MAS (Monetary Authority of Singapore) on 30 December released Singapore’s Terrorism Financing National Risk Assessment for 2020, outlining key TF (terrorism financing) threats and vulnerabilities to the city-state.
The Assessment found that Singapore continues to be exposed to threats posed by terrorist groups both regionally and internationally, in particular the propensity for individuals in Singapore to be radicalised and influenced to carry out TF activities.
The money remittance sector poses the highest risk of being exploited for TF, due its high volume of cross-border flows to countries that are more exposed to terrorism / TF risks, coupled with varying levels of capability to detect TF across the sector.
While improvements in the money remittance sector’s level of risk awareness and AML/CFT controls have been observed over recent years, MAS will continue to engage the sector to further strengthen its awareness of TF risks and their AML/CFT obligations.
The banking sector was identified as posing the second highest risk of being exploited for TF, although no such cases have been detected locally to date.
The reasons cited for this assessment were Singapore’s exposure to large international money flows, its geographical proximity to countries with active terrorist activities and terrorist groups, and its highly accessible and efficient online financial services.
In addition, there are challenges to differentiating TF transactions, which are typically small value and funded through ordinary means such as salaries or savings, from normal financial activity.
“While banks’ TF risk awareness and AML/CFT control measures are generally well developed, it is important to continue engaging the banks,” MAS says. “This will enable them to keep abreast of the latest TF risks and typologies, and adopt relevant risk mitigation measures.”
A TF thematic review of remittance agents and banks will be conducted to test their risk understanding and examine the effectiveness of their controls to detect and deter TF-related fund flows.
As part of the review, MAS will examine the effectiveness of banks’ processes, controls, and monitoring capabilities in relation to detecting and tracing fund flows linked to terrorist activities and responding quickly to authorities’ information requests and directions.

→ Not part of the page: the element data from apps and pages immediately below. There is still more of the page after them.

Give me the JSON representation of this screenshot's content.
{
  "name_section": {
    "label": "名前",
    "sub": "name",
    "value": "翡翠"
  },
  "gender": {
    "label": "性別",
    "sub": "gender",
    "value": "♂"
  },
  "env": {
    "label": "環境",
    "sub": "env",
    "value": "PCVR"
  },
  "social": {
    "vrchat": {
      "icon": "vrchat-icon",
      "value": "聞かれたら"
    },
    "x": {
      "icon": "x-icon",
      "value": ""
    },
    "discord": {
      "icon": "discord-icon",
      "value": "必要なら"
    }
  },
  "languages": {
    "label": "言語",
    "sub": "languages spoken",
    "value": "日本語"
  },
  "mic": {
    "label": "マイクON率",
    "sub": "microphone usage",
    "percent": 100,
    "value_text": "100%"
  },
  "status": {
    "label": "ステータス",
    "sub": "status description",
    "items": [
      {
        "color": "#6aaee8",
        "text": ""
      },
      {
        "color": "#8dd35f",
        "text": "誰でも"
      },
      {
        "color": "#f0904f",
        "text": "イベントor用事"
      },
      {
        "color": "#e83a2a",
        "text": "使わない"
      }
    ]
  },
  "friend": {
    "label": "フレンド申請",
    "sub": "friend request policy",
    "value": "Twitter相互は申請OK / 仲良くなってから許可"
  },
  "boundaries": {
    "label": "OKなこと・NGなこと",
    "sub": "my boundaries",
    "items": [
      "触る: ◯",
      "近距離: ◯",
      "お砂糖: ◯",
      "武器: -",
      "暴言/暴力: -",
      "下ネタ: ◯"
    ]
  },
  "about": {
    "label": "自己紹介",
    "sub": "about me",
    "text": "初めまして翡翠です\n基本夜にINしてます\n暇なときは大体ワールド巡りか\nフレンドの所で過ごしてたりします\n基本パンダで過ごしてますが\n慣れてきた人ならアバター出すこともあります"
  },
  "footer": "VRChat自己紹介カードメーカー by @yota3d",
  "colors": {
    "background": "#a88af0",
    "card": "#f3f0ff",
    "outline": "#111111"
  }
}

The Assessment also describes TF risks and vulnerabilities posed by non-profit organisations, digital payment token service providers, cross-border cash movement, and precious stones and metals dealers.
The full report is available here.